12.0 Possible Objections A report containing an expert judgement on the case will be sent to the suspected hijacker. This party will then have a maximum of four weeks to object to any conclusions contained in the report. Any objections are then assessed and ruled as admissible/non-admissible by the experts, during a maximum two-weeks review period. Following this, the report is finalized and published.

13.0 Appeals

Following publication of the final expert report, the suspected hijacker has a maximum of two weeks in which they can file an appeal. If an appeal is filed, an alternative set of experts (a minimum of three) will review the report for a maximum of four weeks. In order to maintain a ruling of “intentional hijack”, all experts involved in the review need to agree that this has occurred. The results of this review are final and cannot be further appealed.

14.0 Ratification

Once the report has been published, any policy violation will need to be ratified by all experts involved in the case, following a two-week public consultation on the report. If ratification is not declared unanimously, the report will be dismissed. Ratification will be delayed in case of an appeal, until the second set of experts has published its review. Experts can refuse to ratify a report based on undisclosed information sources or input from the public consultation.

15.0 Transition Period

As soon as the policy implementation is completed, a transition period of six months will be established.
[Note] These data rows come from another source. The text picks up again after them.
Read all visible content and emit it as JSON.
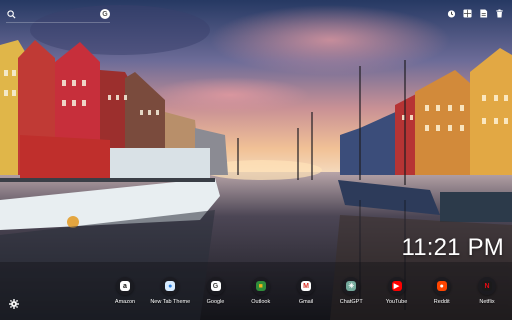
{
  "background": {
    "scene": "canal-harbour-sunset",
    "colors": {
      "sky_top": "#2b3b66",
      "sky_mid": "#8a6f96",
      "glow": "#f3b27c",
      "water": "#1b1c23"
    }
  },
  "search": {
    "icon": "search-icon",
    "engine_icon": "google-g-icon",
    "engine_letter": "G"
  },
  "top_icons": [
    {
      "name": "timer-icon",
      "glyph": "◷"
    },
    {
      "name": "grid-icon",
      "glyph": "▦"
    },
    {
      "name": "note-icon",
      "glyph": "▤"
    },
    {
      "name": "trash-icon",
      "glyph": "▮"
    }
  ],
  "clock": {
    "time": "11:21 PM"
  },
  "apps": [
    {
      "label": "Amazon",
      "icon": "amazon-icon",
      "glyph": "a",
      "fg": "#111111",
      "bg": "#ffffff"
    },
    {
      "label": "New Tab Theme",
      "icon": "new-tab-theme-icon",
      "glyph": "●",
      "fg": "#2b7fe0",
      "bg": "#d7ecff"
    },
    {
      "label": "Google",
      "icon": "google-icon",
      "glyph": "G",
      "fg": "#444444",
      "bg": "#ffffff"
    },
    {
      "label": "Outlook",
      "icon": "outlook-icon",
      "glyph": "■",
      "fg": "#f2b21b",
      "bg": "#2f8d3a"
    },
    {
      "label": "Gmail",
      "icon": "gmail-icon",
      "glyph": "M",
      "fg": "#d93025",
      "bg": "#ffffff"
    },
    {
      "label": "ChatGPT",
      "icon": "chatgpt-icon",
      "glyph": "✳",
      "fg": "#ffffff",
      "bg": "#74aa9c"
    },
    {
      "label": "YouTube",
      "icon": "youtube-icon",
      "glyph": "▶",
      "fg": "#ffffff",
      "bg": "#ff0000"
    },
    {
      "label": "Reddit",
      "icon": "reddit-icon",
      "glyph": "●",
      "fg": "#ffffff",
      "bg": "#ff4500"
    },
    {
      "label": "Netflix",
      "icon": "netflix-icon",
      "glyph": "N",
      "fg": "#e50914",
      "bg": "#1a1a1a"
    }
  ],
  "settings": {
    "icon": "settings-gear-icon"
  }
}
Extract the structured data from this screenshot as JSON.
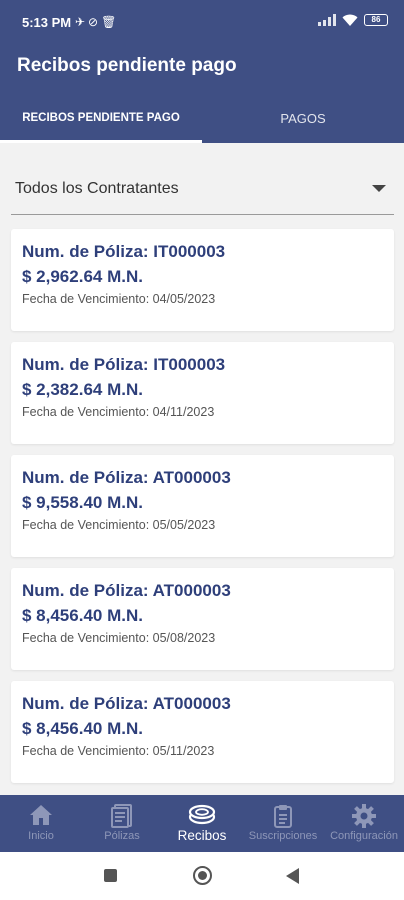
{
  "status_bar": {
    "time": "5:13 PM",
    "battery": "86"
  },
  "app_bar": {
    "title": "Recibos pendiente pago"
  },
  "tabs": [
    {
      "label": "RECIBOS PENDIENTE PAGO",
      "active": true
    },
    {
      "label": "PAGOS",
      "active": false
    }
  ],
  "filter": {
    "selected": "Todos los Contratantes"
  },
  "receipts": [
    {
      "poliza": "Num. de Póliza: IT000003",
      "monto": "$ 2,962.64 M.N.",
      "fecha": "Fecha de Vencimiento: 04/05/2023"
    },
    {
      "poliza": "Num. de Póliza: IT000003",
      "monto": "$ 2,382.64 M.N.",
      "fecha": "Fecha de Vencimiento: 04/11/2023"
    },
    {
      "poliza": "Num. de Póliza: AT000003",
      "monto": "$ 9,558.40 M.N.",
      "fecha": "Fecha de Vencimiento: 05/05/2023"
    },
    {
      "poliza": "Num. de Póliza: AT000003",
      "monto": "$ 8,456.40 M.N.",
      "fecha": "Fecha de Vencimiento: 05/08/2023"
    },
    {
      "poliza": "Num. de Póliza: AT000003",
      "monto": "$ 8,456.40 M.N.",
      "fecha": "Fecha de Vencimiento: 05/11/2023"
    }
  ],
  "bottom_nav": [
    {
      "label": "Inicio",
      "icon": "home-icon",
      "active": false
    },
    {
      "label": "Pólizas",
      "icon": "document-icon",
      "active": false
    },
    {
      "label": "Recibos",
      "icon": "coins-icon",
      "active": true
    },
    {
      "label": "Suscripciones",
      "icon": "clipboard-icon",
      "active": false
    },
    {
      "label": "Configuración",
      "icon": "gear-icon",
      "active": false
    }
  ],
  "colors": {
    "primary": "#3f4f84",
    "text_primary": "#2e3f7a",
    "nav_inactive": "#8e97b8",
    "background": "#f2f2f2"
  }
}
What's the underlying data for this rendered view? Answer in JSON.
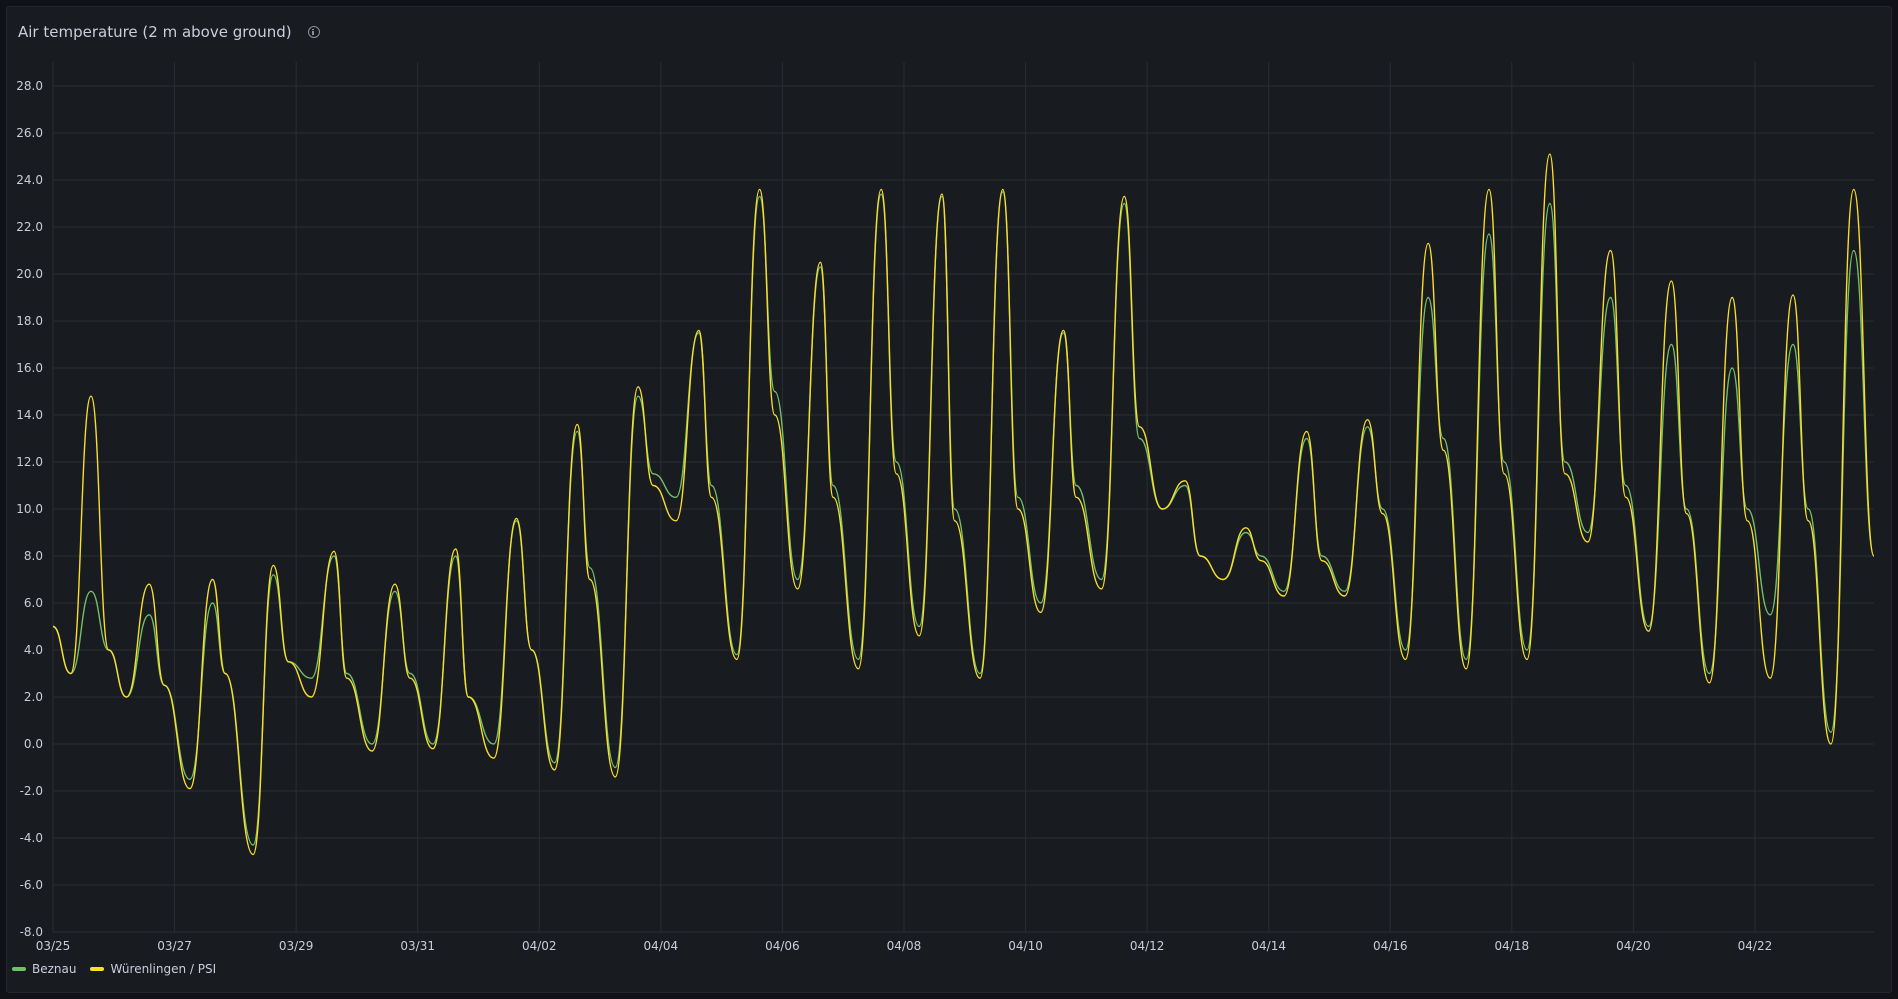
{
  "panel": {
    "title": "Air temperature (2 m above ground)",
    "info_icon": "info-circle-icon"
  },
  "colors": {
    "background": "#181b1f",
    "grid": "#2a2d33",
    "axis_text": "#ccccdc",
    "beznau": "#73bf69",
    "wurenlingen": "#fade2a"
  },
  "legend": {
    "items": [
      {
        "label": "Beznau",
        "color": "#73bf69"
      },
      {
        "label": "Würenlingen / PSI",
        "color": "#fade2a"
      }
    ]
  },
  "chart_data": {
    "type": "line",
    "title": "Air temperature (2 m above ground)",
    "xlabel": "",
    "ylabel": "",
    "ylim": [
      -8.0,
      28.0
    ],
    "yticks": [
      "28.0",
      "26.0",
      "24.0",
      "22.0",
      "20.0",
      "18.0",
      "16.0",
      "14.0",
      "12.0",
      "10.0",
      "8.0",
      "6.0",
      "4.0",
      "2.0",
      "0.0",
      "-2.0",
      "-4.0",
      "-6.0",
      "-8.0"
    ],
    "xlim": [
      "03/25 00:00",
      "04/23 23:00"
    ],
    "xticks": [
      "03/25",
      "03/27",
      "03/29",
      "03/31",
      "04/02",
      "04/04",
      "04/06",
      "04/08",
      "04/10",
      "04/12",
      "04/14",
      "04/16",
      "04/18",
      "04/20",
      "04/22"
    ],
    "grid": true,
    "legend_position": "bottom-left",
    "x": [
      "03/25 00:00",
      "03/25 07:00",
      "03/25 15:00",
      "03/25 22:00",
      "03/26 05:00",
      "03/26 14:00",
      "03/26 20:00",
      "03/27 06:00",
      "03/27 15:00",
      "03/27 20:00",
      "03/28 07:00",
      "03/28 15:00",
      "03/28 21:00",
      "03/29 06:00",
      "03/29 15:00",
      "03/29 20:00",
      "03/30 06:00",
      "03/30 15:00",
      "03/30 21:00",
      "03/31 06:00",
      "03/31 15:00",
      "03/31 20:00",
      "04/01 06:00",
      "04/01 15:00",
      "04/01 21:00",
      "04/02 06:00",
      "04/02 15:00",
      "04/02 20:00",
      "04/03 06:00",
      "04/03 15:00",
      "04/03 21:00",
      "04/04 06:00",
      "04/04 15:00",
      "04/04 20:00",
      "04/05 06:00",
      "04/05 15:00",
      "04/05 21:00",
      "04/06 06:00",
      "04/06 15:00",
      "04/06 20:00",
      "04/07 06:00",
      "04/07 15:00",
      "04/07 21:00",
      "04/08 06:00",
      "04/08 15:00",
      "04/08 20:00",
      "04/09 06:00",
      "04/09 15:00",
      "04/09 21:00",
      "04/10 06:00",
      "04/10 15:00",
      "04/10 20:00",
      "04/11 06:00",
      "04/11 15:00",
      "04/11 21:00",
      "04/12 06:00",
      "04/12 15:00",
      "04/12 21:00",
      "04/13 06:00",
      "04/13 15:00",
      "04/13 21:00",
      "04/14 06:00",
      "04/14 15:00",
      "04/14 21:00",
      "04/15 06:00",
      "04/15 15:00",
      "04/15 21:00",
      "04/16 06:00",
      "04/16 15:00",
      "04/16 21:00",
      "04/17 06:00",
      "04/17 15:00",
      "04/17 21:00",
      "04/18 06:00",
      "04/18 15:00",
      "04/18 21:00",
      "04/19 06:00",
      "04/19 15:00",
      "04/19 21:00",
      "04/20 06:00",
      "04/20 15:00",
      "04/20 21:00",
      "04/21 06:00",
      "04/21 15:00",
      "04/21 21:00",
      "04/22 06:00",
      "04/22 15:00",
      "04/22 21:00",
      "04/23 06:00",
      "04/23 15:00",
      "04/23 23:00"
    ],
    "series": [
      {
        "name": "Beznau",
        "color": "#73bf69",
        "values": [
          5.0,
          3.0,
          6.5,
          4.0,
          2.0,
          5.5,
          2.5,
          -1.5,
          6.0,
          3.0,
          -4.3,
          7.2,
          3.5,
          2.8,
          8.0,
          3.0,
          0.0,
          6.5,
          3.0,
          0.0,
          8.0,
          2.0,
          0.0,
          9.5,
          4.0,
          -0.8,
          13.3,
          7.5,
          -1.0,
          14.8,
          11.5,
          10.5,
          17.5,
          11.0,
          3.8,
          23.3,
          15.0,
          7.0,
          20.3,
          11.0,
          3.6,
          23.4,
          12.0,
          5.0,
          23.3,
          10.0,
          3.0,
          23.5,
          10.5,
          6.0,
          17.5,
          11.0,
          7.0,
          23.0,
          13.0,
          10.0,
          11.0,
          8.0,
          7.0,
          9.0,
          8.0,
          6.5,
          13.0,
          8.0,
          6.5,
          13.5,
          10.0,
          4.0,
          19.0,
          13.0,
          3.6,
          21.7,
          12.0,
          4.0,
          23.0,
          12.0,
          9.0,
          19.0,
          11.0,
          5.0,
          17.0,
          10.0,
          3.0,
          16.0,
          10.0,
          5.5,
          17.0,
          10.0,
          0.5,
          21.0,
          8.0
        ]
      },
      {
        "name": "Würenlingen / PSI",
        "color": "#fade2a",
        "values": [
          5.0,
          3.0,
          14.8,
          4.0,
          2.0,
          6.8,
          2.5,
          -1.9,
          7.0,
          3.0,
          -4.7,
          7.6,
          3.5,
          2.0,
          8.2,
          2.8,
          -0.3,
          6.8,
          2.8,
          -0.2,
          8.3,
          2.0,
          -0.6,
          9.6,
          4.0,
          -1.1,
          13.6,
          7.0,
          -1.4,
          15.2,
          11.0,
          9.5,
          17.6,
          10.5,
          3.6,
          23.6,
          14.0,
          6.6,
          20.5,
          10.5,
          3.2,
          23.6,
          11.5,
          4.6,
          23.4,
          9.5,
          2.8,
          23.6,
          10.0,
          5.6,
          17.6,
          10.5,
          6.6,
          23.3,
          13.5,
          10.0,
          11.2,
          8.0,
          7.0,
          9.2,
          7.8,
          6.3,
          13.3,
          7.8,
          6.3,
          13.8,
          9.8,
          3.6,
          21.3,
          12.5,
          3.2,
          23.6,
          11.5,
          3.6,
          25.1,
          11.5,
          8.6,
          21.0,
          10.5,
          4.8,
          19.7,
          9.8,
          2.6,
          19.0,
          9.5,
          2.8,
          19.1,
          9.5,
          0.0,
          23.6,
          8.0
        ]
      }
    ]
  }
}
This will allow organizations that announce unassigned address space or Autonomous System Numbers (due to operational errors or other non-malicious reasons) to receive only a warning.

Existing “Bogons” at the time of policy implementation should be treated as exclusions and cases where they are referenced should be dismissed before awarding a case to experts.

Timetable for Implementation: Immediate, to be confirmed by ARIN

Anything Else:

Situation in other regions: The policy has already been submitted to RIPE and LACNIC, and we are working in order to submit ASAP to APNIC and AfriNIC.